Headboard, dresser, mirror, two nightstands, a corner table. The Craigslist seller wanted just $150 for a bedroom set right out of Pottery Barn.
It was a steal for Manhattan. "Done," said buyer Jason Potts. The woman with the white smile wanted cash on the spot, and Potts obliged.
When Potts, 38, came back for the furniture, the doorman wouldn't let him in.
"Apartment 7B," Potts repeated. "Jaimie Merk."
The doorman smirked. He summoned night club owner Jerry Shipman, who arrived in a fit, telling Potts he couldn't buy the furniture. It belonged to him, Shipman said. So did the apartment.
Potts didn't know what had hit him — or that he had landed in the middle of a squatter's war.
The doorman told him to Google the name "Jaimie Merk."
Potts punched it into his phone and read about the "Botox Bandit" of Tampa Bay taking on the Big Apple.
• • •
Merk, 34, who has blue eyes, straight blond hair to her shoulders and a convincing, confident manner, had a history of living the high life at other people's expense.
Back home in Florida, she tried to rent out a house she didn't own, squatted in a South Tampa apartment and — as her nickname suggests — walked out of spas without paying for pricey beauty products and treatments. Court and probation records detail it all.
Florida dubbed her a fugitive last year after she moved to New York without telling her probation officer. In May, a $504 check bounced and the New York Post bellowed, "Florida's Botox Bandit hits Gotham Spa."
"She seems to continue her criminal ways," probation officer Carl Ecklund noted in a report recommending jail time.
Merk's Florida probation wasn't supposed to end until September 2012, but judges on both sides of Tampa Bay showed mercy. They ordered her to settle up accounts and she did, for the most part. (She still owes an adoption agency $6,113, after accepting financial support but changing her mind about giving up a baby.)
The New York spa got repaid, too.
As of Nov. 28, her probation was terminated and she had returned to her new life in New York.
"If you don't think I paid my debt to society, you're wrong," Merk said last week in an interview with the St. Petersburg Times.
• • •
Shipman and Merk offer different accounts of what transpired with the Upper East Side apartment at 30 East End Ave., starting in October.
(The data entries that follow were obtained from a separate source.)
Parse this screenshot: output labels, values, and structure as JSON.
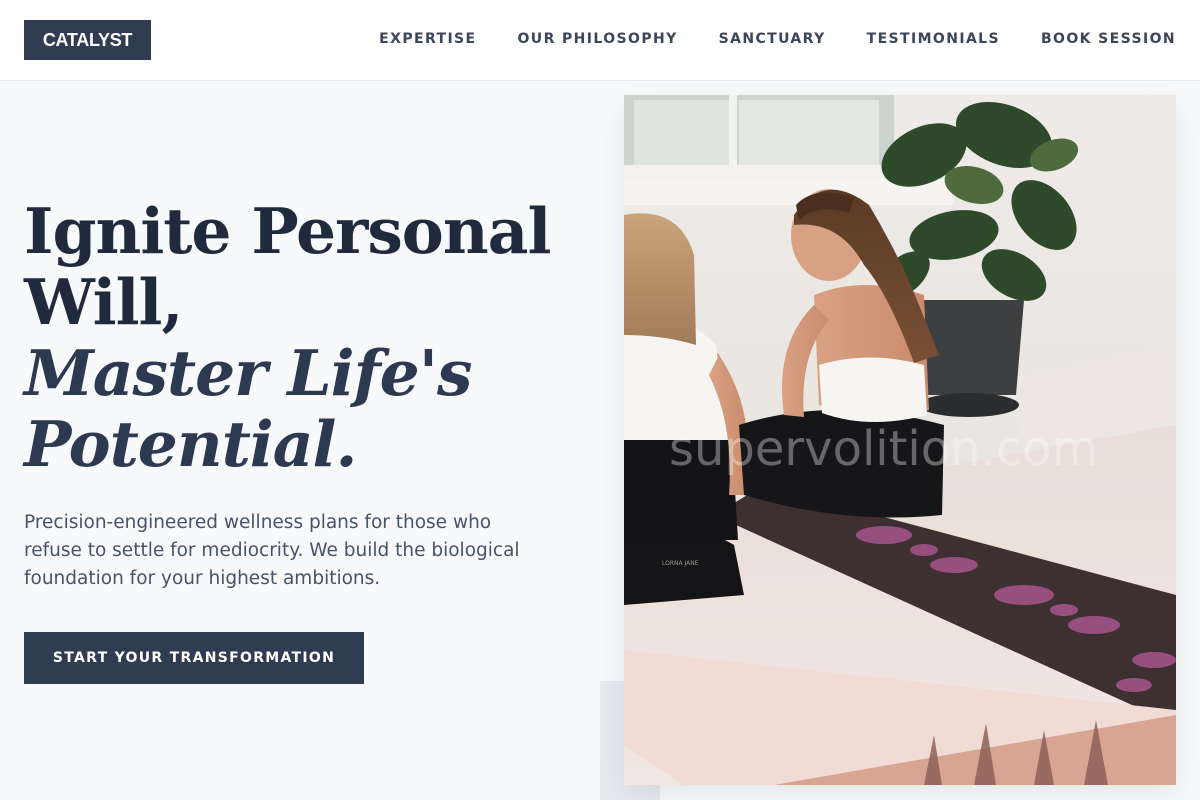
{
  "brand": {
    "logo": "CATALYST"
  },
  "nav": {
    "items": [
      {
        "label": "EXPERTISE"
      },
      {
        "label": "OUR PHILOSOPHY"
      },
      {
        "label": "SANCTUARY"
      },
      {
        "label": "TESTIMONIALS"
      },
      {
        "label": "BOOK SESSION"
      }
    ]
  },
  "hero": {
    "title_line1": "Ignite Personal",
    "title_line2": "Will,",
    "title_line3": "Master Life's",
    "title_line4": "Potential.",
    "subtitle": "Precision-engineered wellness plans for those who refuse to settle for mediocrity. We build the biological foundation for your highest ambitions.",
    "cta_label": "START YOUR TRANSFORMATION"
  },
  "photo": {
    "watermark": "supervolition.com",
    "legging_print": "LORNA JANE"
  },
  "colors": {
    "primary": "#2f3c52",
    "heading": "#1f2a3d",
    "body_text": "#475368",
    "page_bg": "#f7f9fb",
    "mat_accent": "#b45a9a"
  }
}
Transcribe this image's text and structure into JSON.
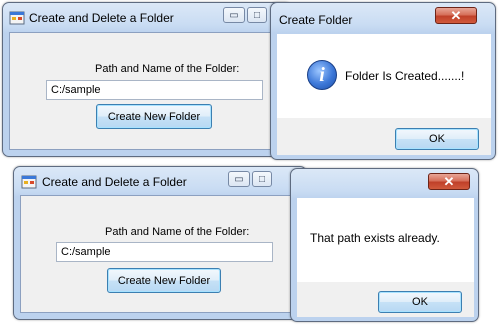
{
  "top_form": {
    "title": "Create and Delete a Folder",
    "path_label": "Path and Name of the Folder:",
    "path_value": "C:/sample",
    "create_button_label": "Create New Folder",
    "minimize_glyph": "▭",
    "maximize_glyph": "□"
  },
  "top_message": {
    "title": "Create Folder",
    "close_glyph": "✕",
    "icon_name": "info-icon",
    "icon_glyph": "i",
    "message": "Folder Is Created.......!",
    "ok_label": "OK"
  },
  "bottom_form": {
    "title": "Create and Delete a Folder",
    "path_label": "Path and Name of the Folder:",
    "path_value": "C:/sample",
    "create_button_label": "Create New Folder",
    "minimize_glyph": "▭",
    "maximize_glyph": "□"
  },
  "bottom_message": {
    "close_glyph": "✕",
    "message": "That path exists already.",
    "ok_label": "OK"
  },
  "colors": {
    "titlebar": "#c9dcf3",
    "client": "#f0f0f0",
    "close_button": "#c0402a",
    "button_border": "#3c7fb1"
  }
}
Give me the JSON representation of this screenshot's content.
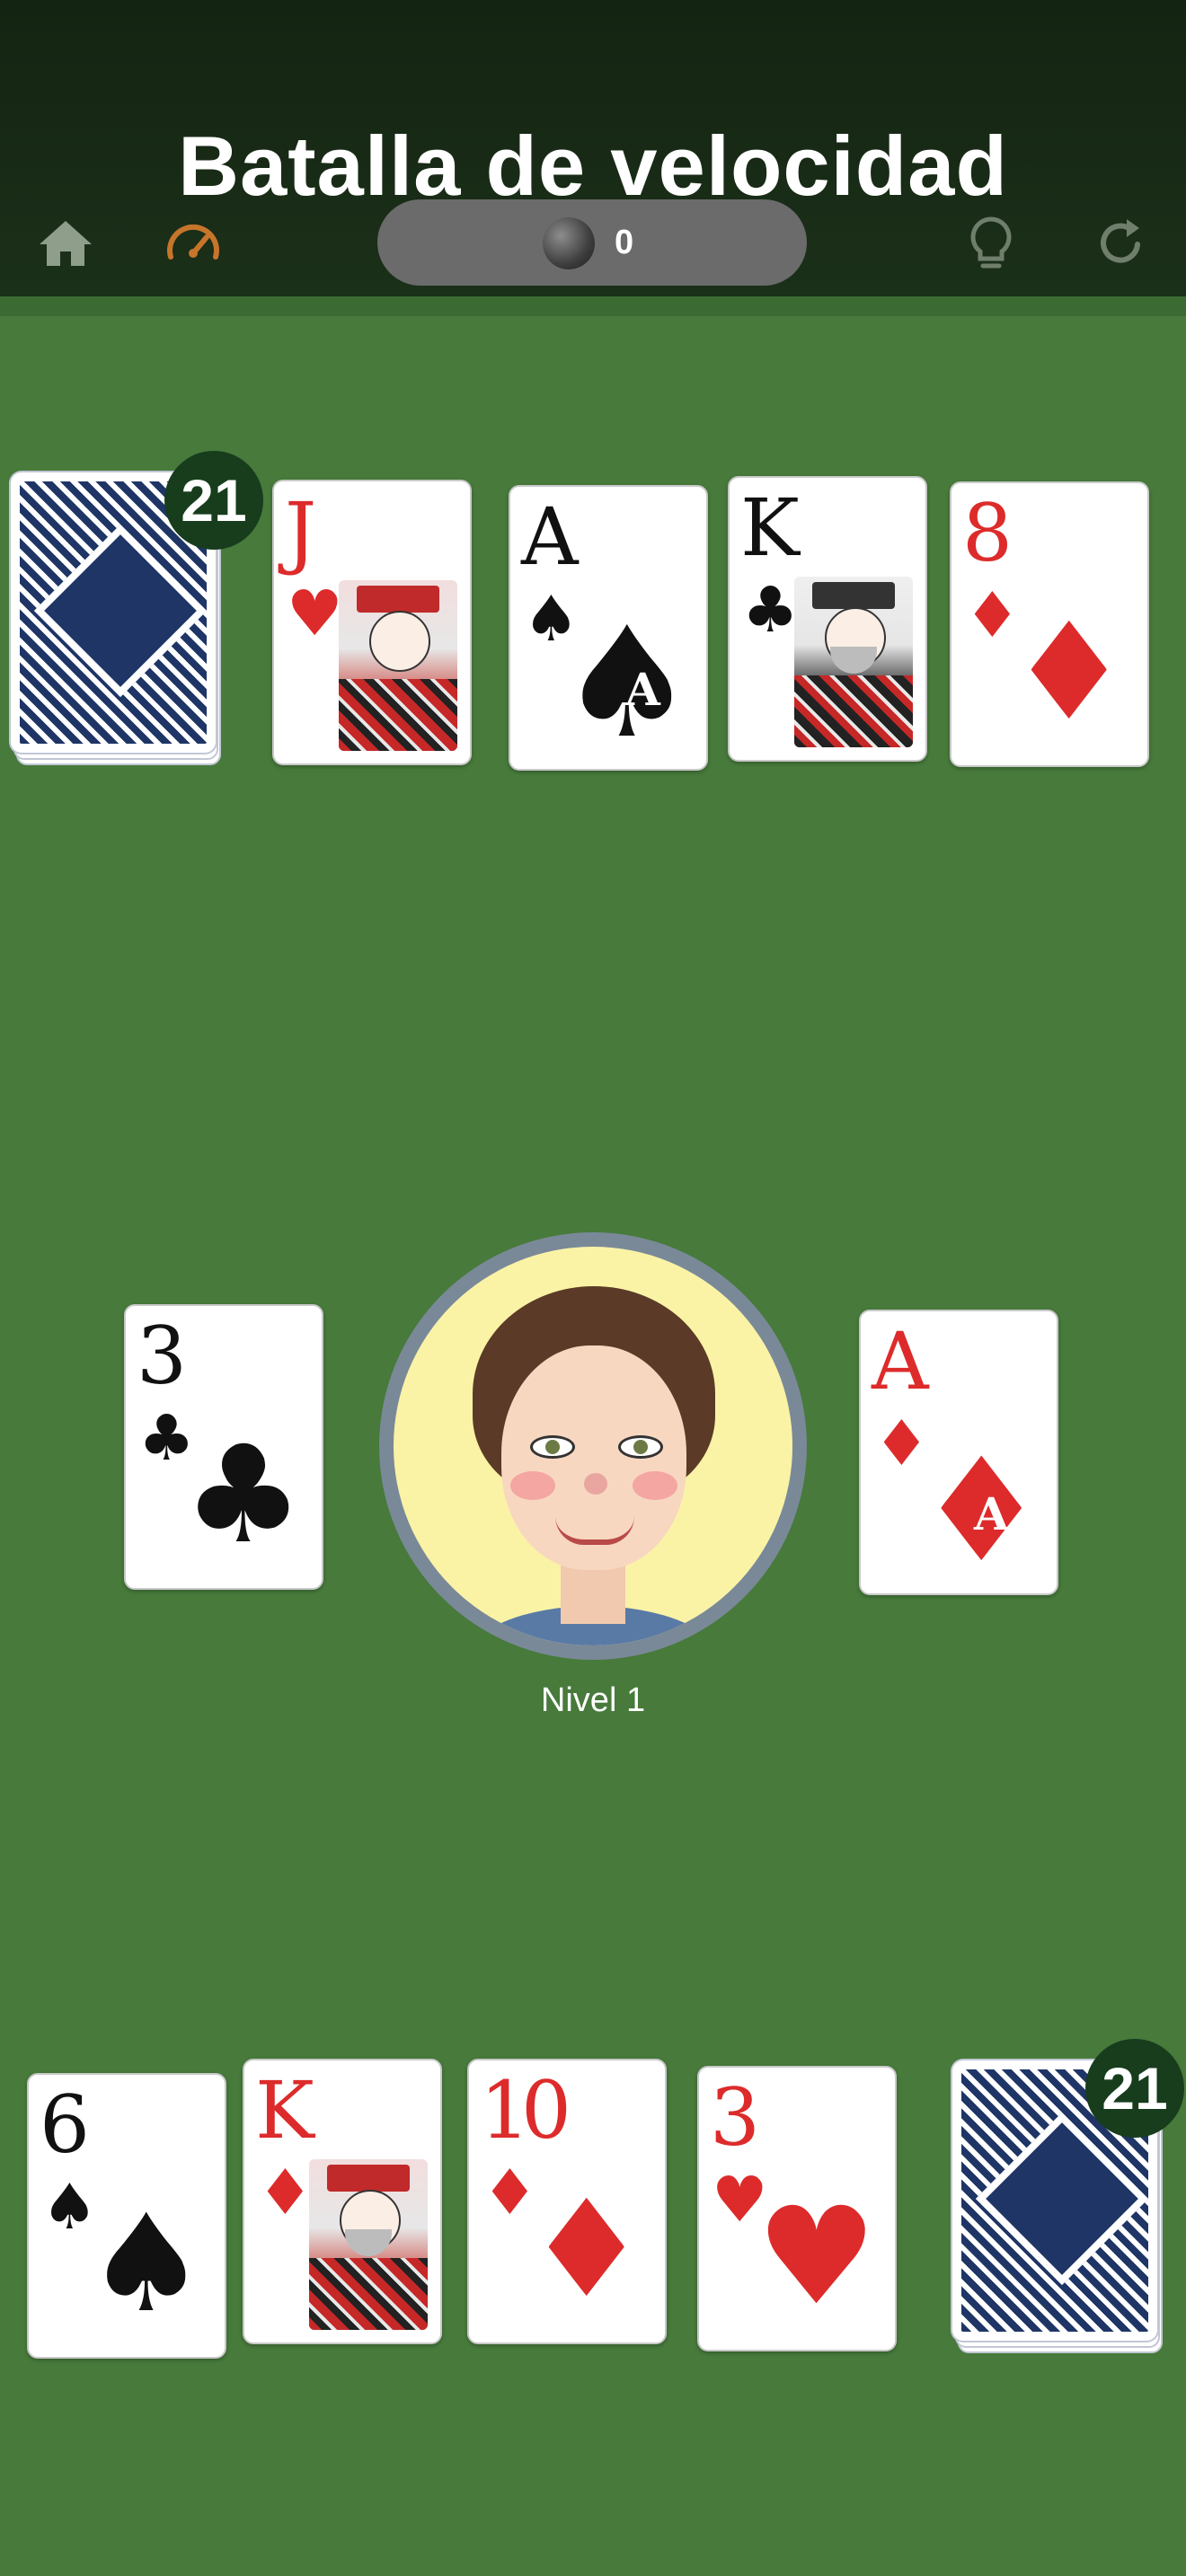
{
  "header": {
    "title": "Batalla de velocidad",
    "score": "0",
    "icons": [
      "home-icon",
      "speedometer-icon",
      "lightbulb-icon",
      "refresh-icon"
    ]
  },
  "opponent": {
    "deck_count": "21",
    "cards": [
      {
        "rank": "J",
        "suit": "♥",
        "color": "red"
      },
      {
        "rank": "A",
        "suit": "♠",
        "color": "black"
      },
      {
        "rank": "K",
        "suit": "♣",
        "color": "black"
      },
      {
        "rank": "8",
        "suit": "♦",
        "color": "red"
      }
    ]
  },
  "center": {
    "left_pile": {
      "rank": "3",
      "suit": "♣",
      "color": "black"
    },
    "right_pile": {
      "rank": "A",
      "suit": "♦",
      "color": "red"
    },
    "ace_left_letter": "A",
    "ace_right_letter": "A",
    "level": "Nivel 1"
  },
  "player": {
    "deck_count": "21",
    "cards": [
      {
        "rank": "6",
        "suit": "♠",
        "color": "black"
      },
      {
        "rank": "K",
        "suit": "♦",
        "color": "red"
      },
      {
        "rank": "10",
        "suit": "♦",
        "color": "red"
      },
      {
        "rank": "3",
        "suit": "♥",
        "color": "red"
      }
    ]
  },
  "colors": {
    "table": "#477a3b",
    "header": "#172a15",
    "red": "#dd2b2b",
    "card_back": "#1e3566",
    "badge": "#173d1d"
  }
}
His account: He sublet the apartment to her for three months. That was six months ago, and she won't leave. Her first check bounced, he says. She repaid it with a certified check, but hasn't paid him since. In his book, she owes him at least $11,200 — four months rent at $2,800, plus a bounced check charge.
Shipman, 36, says he tried changing the locks, but she called the police on him. New York tenancy laws protected Merk, as a rent-paying resident of one month. Only the courts could force her out. Police made him let her back in.
And, he says, she tried to sell his furniture.
Her account: He told her she could keep the furniture. (Shipman grants that, but says he changed his mind when she stopped paying rent.) Furniture buyer Potts got his $150 back from Merk, and she ended up selling the bedroom set to someone else.
She says she stopped paying rent to Shipman because he wasn't forwarding it to the landlord. So she says she paid the property manager instead of Shipman.
"What essentially he was going to do was continue to take my money and not pay," she says.
To which he responds: "She is completely delusional."
The Parkoff Organization, the New York property management group, would not discuss the matter with the St. Petersburg Times.
Who's to be believed?
Merk says it's obvious. If she weren't paying rent, how could she still be in the apartment?
In February, she says, the property manager tore up Shipman's lease and wrote one for her.
She declined, however, to provide a copy.
Times researcher John Martin contributed to this report. Justin George can be reached at (813) 226-3368 or firstname.lastname@example.org.